What’s next for the Coca-Cola Company and its #ShareACoke campaign? Adding last names to its bottles and cans, according to a news article from AdvertisingAge. I think this is a really cool generational thing and one that would make content. I can just see a grandfather with his granddaughter holding up a Coke bottle with their last name and sharing that memory. Que the tears. Coke has been around for many generations, and even though the product is considered bad for your health (seriously though, what junk food or cheat meal isn’t?), people are still buying it because there is now, more than ever, a personal and nostalgia feeling.
Lessons for Others
- Go ahead, don’t be afraid to personalize your product and make people feel good. When people feel like they are personally being communicated too, they are more inclined to engage and share.
- Create a hashtag and splash it on your products and social media channels so your customers and stakeholders know how to interact.
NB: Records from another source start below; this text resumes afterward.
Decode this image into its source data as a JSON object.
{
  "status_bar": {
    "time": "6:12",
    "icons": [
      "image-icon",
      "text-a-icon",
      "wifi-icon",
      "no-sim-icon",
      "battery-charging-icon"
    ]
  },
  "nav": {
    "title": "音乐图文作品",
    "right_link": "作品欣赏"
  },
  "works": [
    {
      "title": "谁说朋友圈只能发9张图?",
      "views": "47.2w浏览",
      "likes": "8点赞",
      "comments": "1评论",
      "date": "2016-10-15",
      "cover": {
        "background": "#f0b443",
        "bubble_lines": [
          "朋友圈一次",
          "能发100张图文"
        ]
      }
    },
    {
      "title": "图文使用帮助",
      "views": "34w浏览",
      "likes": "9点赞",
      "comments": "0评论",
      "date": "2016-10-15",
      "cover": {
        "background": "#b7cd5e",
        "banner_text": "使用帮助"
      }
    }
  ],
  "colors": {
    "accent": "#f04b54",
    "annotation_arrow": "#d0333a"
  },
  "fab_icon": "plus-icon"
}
This will also help your communications and marketing teams follow the conversation, monitor feedback and interact one-on-one with your engaged community.
Industry: Food and Beverage
Name of Organization Contact: James Quincey
Authored by: isabel.p
If you have concerns as to the accuracy of anything posted on this site, please send your concerns to Peter Carr, Program Director, Social Media for Business Performance.
- rahook22. (2013, March 31). ‘Share A Coke’ campaign …Coca Cola, a marketing genius!!! [Video]. Retrieved July 5, 2017, from https://www.youtube.com/watch?v=2X8Bd3-G6IU
- KyliePenticost. (2014, August 9). On the hunt for a ‘Kylie’ @cocacola_ca bottle! Can’t believe my name made the cut. #shareacokecanada Keep your eyes pealed Twitterverse. [Twitter post]. Retrieved from, http://twitter.com
- The Coca-Cola Co. (2014, October 21). How We Pulled Off Share a Coke [Video]. Retrieved July 5, 2017, from https://www.youtube.com/watch?v=0wnJpTpbJPE
- Tarver, E. (2015, October 7). What Makes the ‘Share a Coke’ Campaign So Successful? (KO). Investopedia. Retrieved July 5, 2017, from http://www.investopedia.com/articles/markets/100715/what-makes-share-coke-campaign-so-successful.asp
- J_Feliciano. (2017, July 4). #ShareaCoke this goes out to all of the Yolanda’s out there #HappyFourthofJuly. [Twitter post]. Retrieved from, http://twitter.com
- Schultz, E. (2017, April 18). Why Coke Is Adding Last Names to ‘Share a Coke’. AdvertisingAge. Retrieved July 5, 2017, from http://adage.com/article/cmo-strategy/coke-adding-names-share-a-coke/308678/